*** DATA FOR ANALYSIS
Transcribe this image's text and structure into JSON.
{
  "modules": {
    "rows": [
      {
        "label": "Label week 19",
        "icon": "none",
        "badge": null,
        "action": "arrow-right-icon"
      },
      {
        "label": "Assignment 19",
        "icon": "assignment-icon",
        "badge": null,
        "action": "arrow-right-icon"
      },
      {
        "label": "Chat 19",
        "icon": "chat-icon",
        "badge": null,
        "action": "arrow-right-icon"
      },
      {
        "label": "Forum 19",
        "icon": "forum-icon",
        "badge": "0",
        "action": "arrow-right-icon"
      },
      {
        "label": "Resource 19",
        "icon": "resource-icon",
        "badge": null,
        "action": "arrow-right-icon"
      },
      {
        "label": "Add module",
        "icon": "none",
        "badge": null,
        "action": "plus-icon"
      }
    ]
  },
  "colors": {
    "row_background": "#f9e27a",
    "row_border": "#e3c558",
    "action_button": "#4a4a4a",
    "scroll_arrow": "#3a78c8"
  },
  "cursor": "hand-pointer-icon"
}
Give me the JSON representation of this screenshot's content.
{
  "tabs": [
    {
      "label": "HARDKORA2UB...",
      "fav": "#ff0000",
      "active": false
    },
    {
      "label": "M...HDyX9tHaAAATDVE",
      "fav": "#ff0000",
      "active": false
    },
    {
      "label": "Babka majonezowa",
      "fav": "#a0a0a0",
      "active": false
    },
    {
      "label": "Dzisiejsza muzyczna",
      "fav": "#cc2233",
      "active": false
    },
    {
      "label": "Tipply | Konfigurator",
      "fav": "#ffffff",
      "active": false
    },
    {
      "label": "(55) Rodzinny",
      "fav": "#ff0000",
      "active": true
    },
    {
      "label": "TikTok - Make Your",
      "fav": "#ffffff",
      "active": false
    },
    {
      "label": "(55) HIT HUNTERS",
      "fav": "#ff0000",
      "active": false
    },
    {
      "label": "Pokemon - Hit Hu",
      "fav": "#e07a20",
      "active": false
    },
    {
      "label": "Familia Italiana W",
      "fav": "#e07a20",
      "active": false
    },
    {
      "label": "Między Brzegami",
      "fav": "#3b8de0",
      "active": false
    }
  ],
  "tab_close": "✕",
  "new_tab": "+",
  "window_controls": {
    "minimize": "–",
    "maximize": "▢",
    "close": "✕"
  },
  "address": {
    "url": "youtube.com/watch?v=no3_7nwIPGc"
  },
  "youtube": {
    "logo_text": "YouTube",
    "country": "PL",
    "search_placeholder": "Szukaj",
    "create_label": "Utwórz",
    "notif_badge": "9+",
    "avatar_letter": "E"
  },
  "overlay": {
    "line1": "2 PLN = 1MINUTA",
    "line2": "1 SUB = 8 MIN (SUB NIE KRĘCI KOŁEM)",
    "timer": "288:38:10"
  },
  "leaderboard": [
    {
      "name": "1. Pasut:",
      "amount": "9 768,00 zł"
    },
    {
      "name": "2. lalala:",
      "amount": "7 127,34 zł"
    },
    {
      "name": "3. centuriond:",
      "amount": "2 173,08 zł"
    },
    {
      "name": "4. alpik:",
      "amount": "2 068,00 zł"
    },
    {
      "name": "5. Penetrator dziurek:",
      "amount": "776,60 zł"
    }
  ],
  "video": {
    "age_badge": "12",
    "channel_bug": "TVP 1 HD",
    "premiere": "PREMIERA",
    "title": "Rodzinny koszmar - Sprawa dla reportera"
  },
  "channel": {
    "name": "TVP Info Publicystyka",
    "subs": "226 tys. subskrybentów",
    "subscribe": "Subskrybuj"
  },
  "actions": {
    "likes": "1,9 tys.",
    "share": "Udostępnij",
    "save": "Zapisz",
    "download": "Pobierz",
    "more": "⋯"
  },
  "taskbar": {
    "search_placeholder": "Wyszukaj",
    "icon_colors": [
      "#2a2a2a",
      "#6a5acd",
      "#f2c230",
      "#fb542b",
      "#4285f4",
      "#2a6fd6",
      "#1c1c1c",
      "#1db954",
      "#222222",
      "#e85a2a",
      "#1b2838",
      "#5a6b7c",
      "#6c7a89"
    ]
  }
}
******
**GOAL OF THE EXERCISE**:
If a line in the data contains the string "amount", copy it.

**OUTPUT OF THE EXERCISE**:
      "amount": "9 768,00 zł"
      "amount": "7 127,34 zł"
      "amount": "2 173,08 zł"
      "amount": "2 068,00 zł"
      "amount": "776,60 zł"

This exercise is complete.